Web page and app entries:
########################################
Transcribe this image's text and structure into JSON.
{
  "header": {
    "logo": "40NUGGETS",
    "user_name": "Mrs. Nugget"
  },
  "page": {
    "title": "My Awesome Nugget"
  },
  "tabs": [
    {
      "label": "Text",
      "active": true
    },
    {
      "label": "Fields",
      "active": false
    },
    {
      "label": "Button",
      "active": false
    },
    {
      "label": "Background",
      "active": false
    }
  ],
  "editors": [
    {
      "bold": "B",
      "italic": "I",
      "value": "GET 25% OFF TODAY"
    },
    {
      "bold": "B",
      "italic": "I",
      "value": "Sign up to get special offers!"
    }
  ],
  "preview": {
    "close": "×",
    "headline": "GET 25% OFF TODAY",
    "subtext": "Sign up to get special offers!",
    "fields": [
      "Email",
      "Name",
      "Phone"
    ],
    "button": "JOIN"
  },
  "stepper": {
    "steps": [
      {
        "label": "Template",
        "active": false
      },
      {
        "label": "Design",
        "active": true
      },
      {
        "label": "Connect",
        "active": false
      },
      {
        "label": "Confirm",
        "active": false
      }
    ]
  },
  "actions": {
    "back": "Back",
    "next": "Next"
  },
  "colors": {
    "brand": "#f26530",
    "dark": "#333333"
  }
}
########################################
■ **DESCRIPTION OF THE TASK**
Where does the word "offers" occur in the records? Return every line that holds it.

■ **TASK SOLUTION**
      "value": "Sign up to get special offers!"
    "subtext": "Sign up to get special offers!",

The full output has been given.